▶ **To do**
Please return every line in the following data that includes the string "icon".

+ + + +

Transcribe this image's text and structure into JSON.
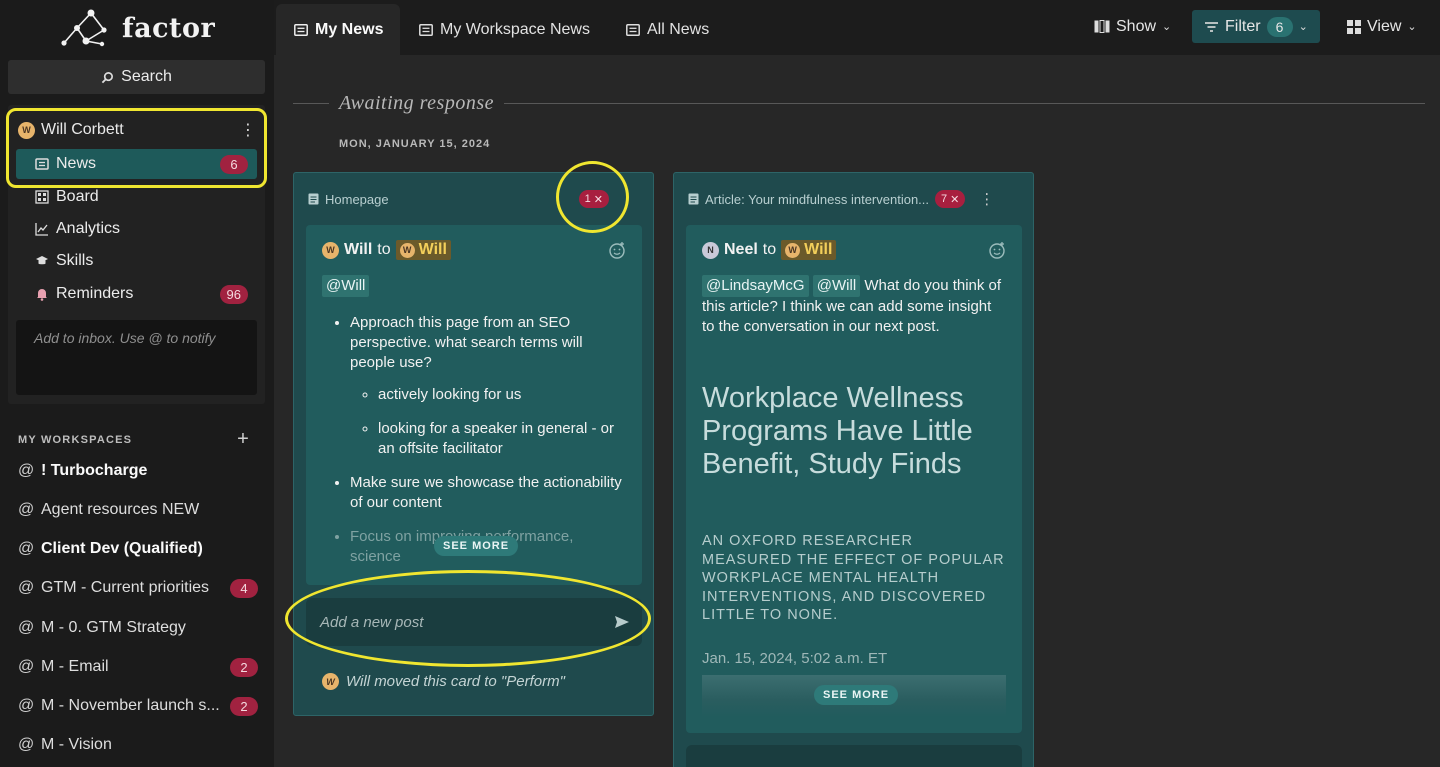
{
  "app": {
    "name": "factor"
  },
  "sidebar": {
    "search_label": "Search",
    "user": {
      "name": "Will Corbett",
      "avatar_initial": "W"
    },
    "nav": [
      {
        "label": "News",
        "badge": "6",
        "icon": "news-icon",
        "active": true
      },
      {
        "label": "Board",
        "badge": "",
        "icon": "board-icon"
      },
      {
        "label": "Analytics",
        "badge": "",
        "icon": "analytics-icon"
      },
      {
        "label": "Skills",
        "badge": "",
        "icon": "skills-icon"
      },
      {
        "label": "Reminders",
        "badge": "96",
        "icon": "bell-icon"
      }
    ],
    "inbox_placeholder": "Add to inbox. Use @ to notify",
    "workspaces_header": "MY WORKSPACES",
    "workspaces": [
      {
        "label": "! Turbocharge",
        "badge": "",
        "bold": true
      },
      {
        "label": "Agent resources NEW",
        "badge": ""
      },
      {
        "label": "Client Dev (Qualified)",
        "badge": "",
        "bold": true
      },
      {
        "label": "GTM - Current priorities",
        "badge": "4"
      },
      {
        "label": "M - 0. GTM Strategy",
        "badge": ""
      },
      {
        "label": "M - Email",
        "badge": "2"
      },
      {
        "label": "M - November launch s...",
        "badge": "2"
      },
      {
        "label": "M - Vision",
        "badge": ""
      }
    ]
  },
  "topbar": {
    "tabs": [
      {
        "label": "My News",
        "active": true
      },
      {
        "label": "My Workspace News"
      },
      {
        "label": "All News"
      }
    ],
    "show_label": "Show",
    "filter_label": "Filter",
    "filter_count": "6",
    "view_label": "View"
  },
  "main": {
    "section_title": "Awaiting response",
    "date_label": "MON, JANUARY 15, 2024",
    "cards": [
      {
        "source": "Homepage",
        "count": "1",
        "post": {
          "from": "Will",
          "to_word": "to",
          "to": "Will",
          "mention": "@Will",
          "bullets": [
            "Approach this page from an SEO perspective. what search terms will people use?",
            "actively looking for us",
            "looking for a speaker in general - or an offsite facilitator",
            "Make sure we showcase the actionability of our content",
            "Focus on improving performance, science"
          ],
          "see_more": "SEE MORE"
        },
        "add_post_placeholder": "Add a new post",
        "activity": "Will moved this card to \"Perform\""
      },
      {
        "source": "Article: Your mindfulness intervention...",
        "count": "7",
        "post": {
          "from": "Neel",
          "to_word": "to",
          "to": "Will",
          "mention1": "@LindsayMcG",
          "mention2": "@Will",
          "text": "What do you think of this article? I think we can add some insight to the conversation in our next post.",
          "article_title": "Workplace Wellness Programs Have Little Benefit, Study Finds",
          "article_sub": "AN OXFORD RESEARCHER MEASURED THE EFFECT OF POPULAR WORKPLACE MENTAL HEALTH INTERVENTIONS, AND DISCOVERED LITTLE TO NONE.",
          "article_date": "Jan. 15, 2024, 5:02 a.m. ET",
          "see_more": "SEE MORE"
        }
      }
    ]
  },
  "colors": {
    "accent_teal": "#1e5a5a",
    "badge_red": "#a12240",
    "highlight_yellow": "#f0e630",
    "mention_gold": "#f3cf5a"
  }
}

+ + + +

▶ **Expected output**
        "icon": "news-icon",
        "icon": "board-icon"
        "icon": "analytics-icon"
        "icon": "skills-icon"
        "icon": "bell-icon"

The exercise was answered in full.